So who or what is pulling the strings when the organism adapts in this way? It’s not the genes, and it’s not a conscious decision. The organism is a complex system, and as its various parts interact, the organism steers its metabolism this way or the other. These kinds of adaptations are teamwork involving various mechanisms in the cell; they are not autocratic decisions by the genes, dutifully carried out by subservient processes. Genes continue to make a crucial difference in evolution, but these examples show that random genetic mutation is not the only game in town as far as adaptations are concerned.

Rowing boats and gondolas

Philosophers of biology often speak of “selected effects”. An organism’s characteristics come about as the genes in a population change across the generations. On this understanding, the individual organism does not respond to a changing environment. Its traits are backward looking: relics of the past that will take their carriers down with them if they turn out to be less advantageous. It’s as if organisms were rowing boats without a cox, propelled by a bunch of stoics who face the stern and won’t even turn their heads. The course has been set, and at the next bend in the river they are simply going to crash.

If an evolving population of organisms were purposive in the sense of making conscious choices, we would imagine a gondola, in which the rower faces the direction of travel, anticipates obstacles, and adjusts the course in advance. For example, some animals create tools, and a chimpanzee stashed away stones in order to throw them at zoo visitors hours later.[ii]

Phenotypic plasticity is neither strict rowing nor gondoliering. Phenotypically plastic organisms are goal-directed, adaptive systems, but they only react to what is going on around them at present. The organism reacts spontaneously, and a grasshopper turns into a locust. The rowers still face the stern, but they also turn their heads and adjust the course. They do not look far into the future, but they do take in their immediate surroundings. The rowing boat, or the organism, displays genuine purpose in adjusting the course now and again.[iii]

Christian faith and self-preserving systems

In their flexible self-organisation, organisms are directed towards the goal of self-preservation. From a Christian point of view, this is consistent with the belief that the creator brought about the world with a purpose. That humans and even functioning ecosystems exist and stick around is not just a coincidence. Contrast that with dysfunctional ecosystems and a barren planet. However, there is a snag in the story: from a faith perspective, the point of creation is not for creatures simply to preserve themselves or their competitive tribe. Whatever the ultimate purpose of salmonella may be: redeemed humanity will hopefully not be plagued by anything resembling a salmonella infection. Creaturely self-preservation is remarkable, even astounding in keeping creatures around, but that does not take creation all the way to redemption.
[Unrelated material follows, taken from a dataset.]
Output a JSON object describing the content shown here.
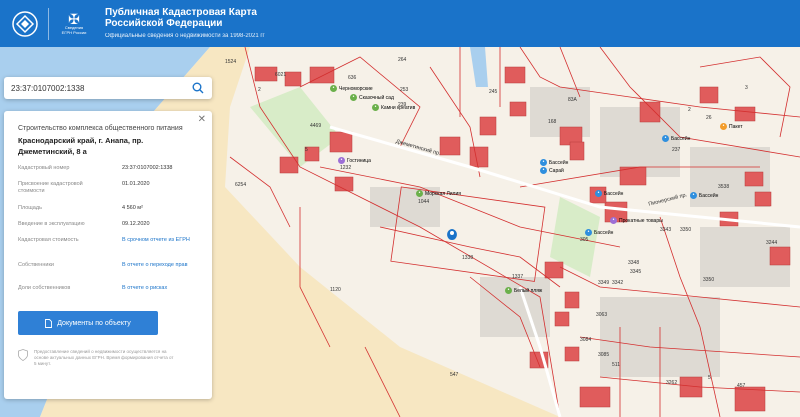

God’s own saving initiative is necessary for such fulfilment, and that may require the self-preservation of pathogens to stop. Seen from that angle, biological purposefulness with its ingenious self-preservation marks both the glory and the misery of biological creation.

[i]  Martin Ackermann, Bärbel Stecher, Nikki E. Freed et al. (2008), “Self-destructive cooperation mediated by phenotypic noise”, Nature 454, 987–990.

[ii]  BBC News (2009), “Zoo chimp ‘planned’ stone attacks”, 9 March, http://news.bbc.co.uk/1/hi/sci/tech/7928996.stm (retrieved 2. Oct. 2017).

[iii] I am adopting this position from the secular philosopher Denis Walsh (2008), “Teleology”, in: The Oxford Handbook of Philosophy of Biology, ed. Michael Ruse (Oxford: Oxford University Press), 113-137.

alexanderAlexander Massmann is a Research Associate at the Faraday institute for Science and Religion. In collaboration with Prof. Keith Fox, he is preparing a book on human genome modification that discusses moral questions surrounding the latest genome editing technology (“CRISPR”). His background is in theology and theological ethics. He holds a Ph.D. from Heidelberg University, Germany, for a book dealing with the interaction of doctrine and ethics in Karl Barth’s work. An ongoing postdoctoral research project engages the dialogue between evolutionary biology and the Christian doctrine of creation. He blogs at genethicsblog.wordpress.com